Yet, as I focus on the future it interferes with right now, with this very moment. In fact, I realize that thinking about the future while living in the present is not even possible.
I cannot live in two places at the same time!
The future distracts me, it leads me down a path where there is precious little under my control. While living in the future, I hear words such as “What if… I should… I need to.” There is very little positive or productive thinking in these words. The future is out of my control.
However, when I am in the present, really in the moment, things get done. Articles get written, art is created, goals are met, creative business ideas are achieved, and real life is experienced.
In the present, I am committed to my true, authentic self. In the future I connect with my fearful self, the one who anticipates, who becomes cautious and who ultimately lives in fear.
There are other times, however, when I let myself live in the past. I remember what I should have done, the choices that might have been better, the creative things I could have gone for. I begin to move from presence to the past, from this very moment that is under my control, to looking back on how I might have lived differently.
Even though I cannot in any way change or control my past, I allow myself to feel guilt and shame. I have plenty of material to feel regret, so instead of gaining wisdom from my past and becoming stronger as a result in the moment, I beat myself up, as if there was something I could do about it today.
As many of you are aware, in addition to my practice of Psychotherapy, I am engaged in the practice of Life and Performance Coaching for High Achievers. I am often asked to explain in what ways Coaching differs from Psychotherapy. I thought I would share my thoughts briefly in this post.
Differences between Psychotherapy and Life Coaching
Psychotherapy has been traditionally based on the premise that:

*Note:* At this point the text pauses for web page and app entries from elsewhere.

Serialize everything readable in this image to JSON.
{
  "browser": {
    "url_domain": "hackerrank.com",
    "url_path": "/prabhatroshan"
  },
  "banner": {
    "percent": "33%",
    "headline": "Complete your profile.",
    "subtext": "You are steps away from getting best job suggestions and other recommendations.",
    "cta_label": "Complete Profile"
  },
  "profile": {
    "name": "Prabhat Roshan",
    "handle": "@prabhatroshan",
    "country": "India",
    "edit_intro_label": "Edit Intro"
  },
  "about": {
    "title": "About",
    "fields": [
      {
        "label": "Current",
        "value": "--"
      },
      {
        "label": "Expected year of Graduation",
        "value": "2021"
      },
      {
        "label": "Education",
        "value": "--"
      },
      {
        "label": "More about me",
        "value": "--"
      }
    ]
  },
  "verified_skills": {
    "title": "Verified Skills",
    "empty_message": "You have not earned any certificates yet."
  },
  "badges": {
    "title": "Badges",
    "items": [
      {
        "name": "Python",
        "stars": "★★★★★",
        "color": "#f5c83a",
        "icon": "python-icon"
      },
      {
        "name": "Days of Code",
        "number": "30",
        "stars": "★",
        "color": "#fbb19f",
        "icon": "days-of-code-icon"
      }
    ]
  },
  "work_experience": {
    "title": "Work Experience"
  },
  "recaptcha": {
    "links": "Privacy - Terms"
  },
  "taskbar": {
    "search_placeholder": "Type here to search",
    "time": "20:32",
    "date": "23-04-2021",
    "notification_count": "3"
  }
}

~ The client has been emotionally damaged by some past event(s), and needs to experience “healing” from the pain or trauma.

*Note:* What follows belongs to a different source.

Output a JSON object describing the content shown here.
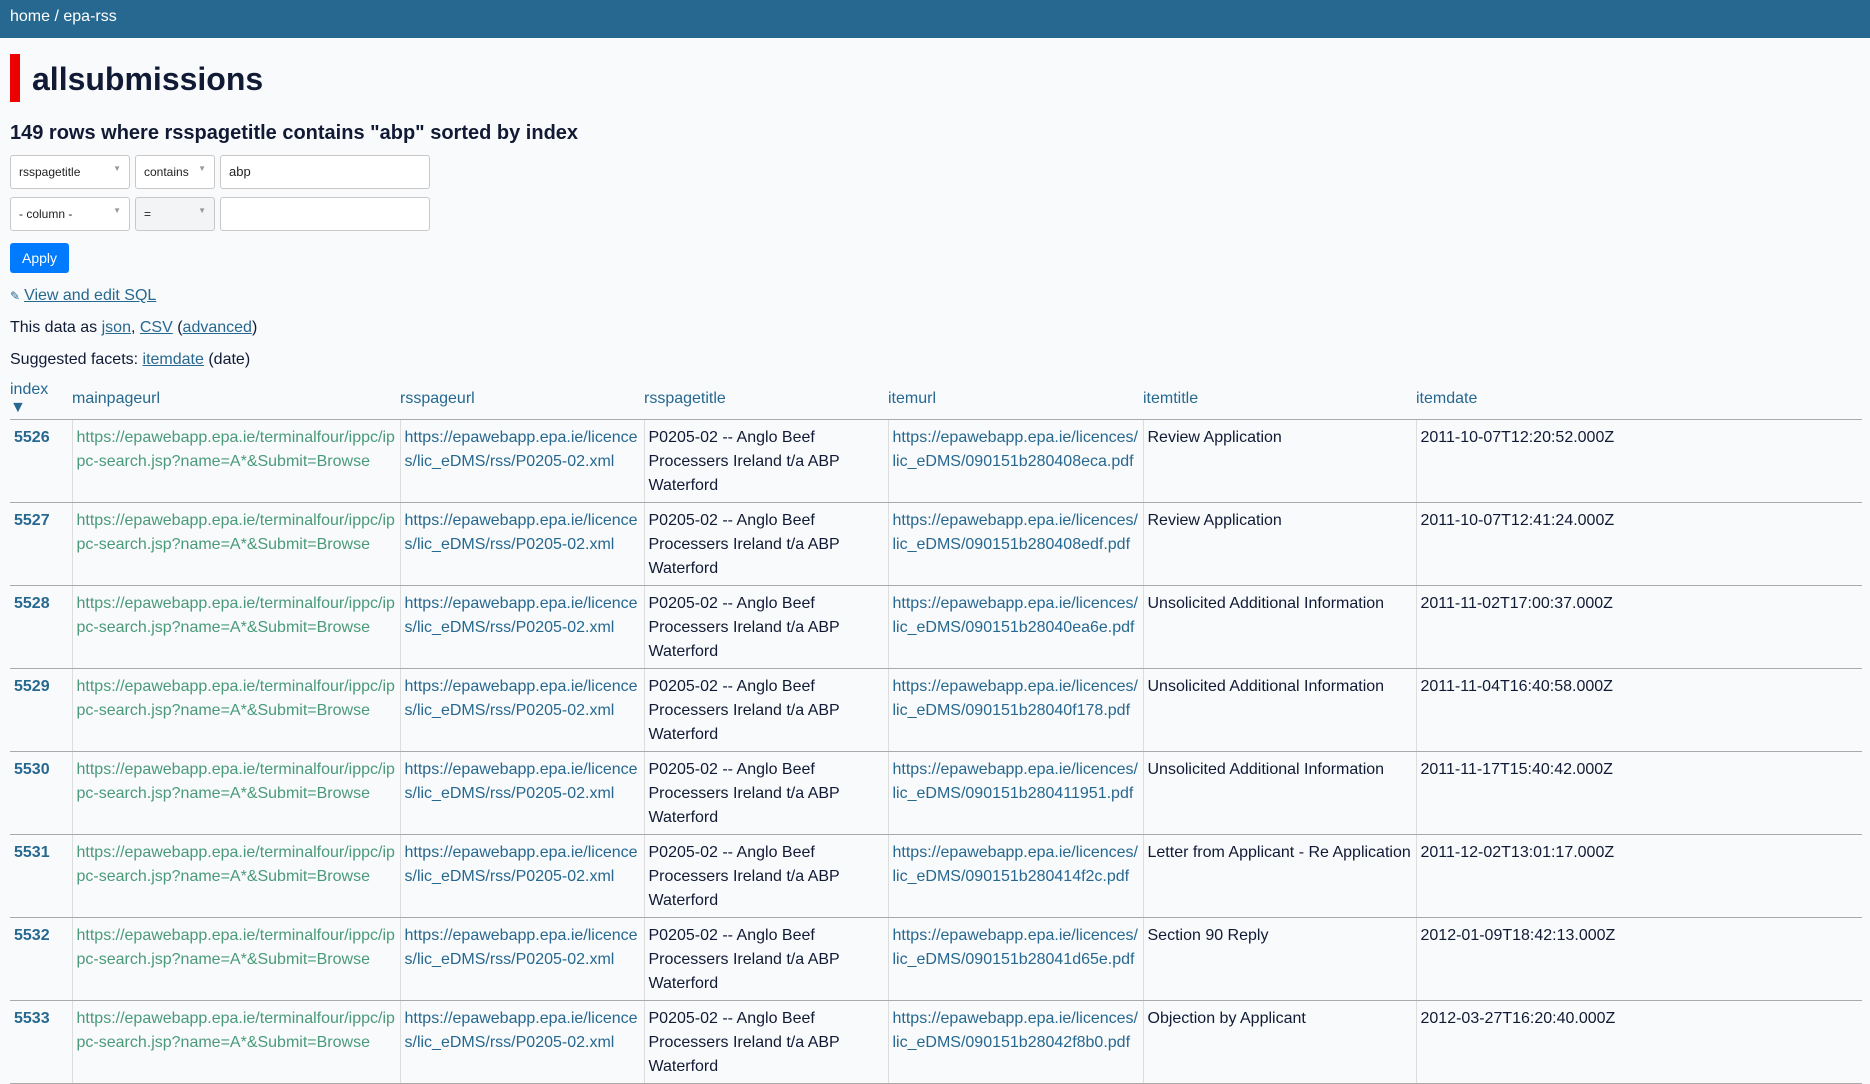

~ The concern is with the past and the present.
~ The focus is about excavating and neutralizing negatives.
Life and Performance Coaching rests on the premise that:
~ The client possesses unrecognized resources available to develop strategies that lead their goals and dreams to fulfillment.
~ It is about liberating positives. It is about putting the client in touch with his or her own amazing wisdom and creativity.
~ The focus is on the present and the future.
~ It is for those ready for their NEXT level of achievement, who are ready to lean into their edge and experience growth they never believed was possible.
As one coach has said,
“Life coaching is about designing a future,
not about getting over the past.”
In my work over many years, I have discovered that not everyone who might want life coaching is suitable for it. I provide the person who is seriously interested in Coaching with an initial, deep 90 minute coaching conversation that helps us to decide if he or she is ready for this kind of growth-work.
Because this initial conversation is as important to me as it is to the potential client seeking coaching, I do not charge for this time together. I must believe that I can help move them forward and enjoy working with the person or else we will not be a good fit.
risked themselves and dared to experiment with their own life.”
~ Philosopher Herbert Otto
In my 31 years of coaching and consulting I have had the privilege to work with world-class athletes, executives, writers, pastors, entrepreneurs and performance artists. During all of these years of working with thousands of individuals, I have never had anyone tell me,
“Can you please help me become a mediocre performer?”
“You know Dr. Nick, I am making way too many sales. How can I become a little less effective with my clients?”
“What are some ways to slow down my writing career?”
“I really don’t care if my art makes it to the marketplace.”
“I am perfectly happy staying afraid and playing it safe.”
Not once have I been asked to help someone stay on the path to mediocrity. Yet, we tend to define our lives in terms of safety, lack of risk-taking and just “getting through” comfortably. An outrageous life doesn’t settle. It doesn’t put up with things being just ‘okay’.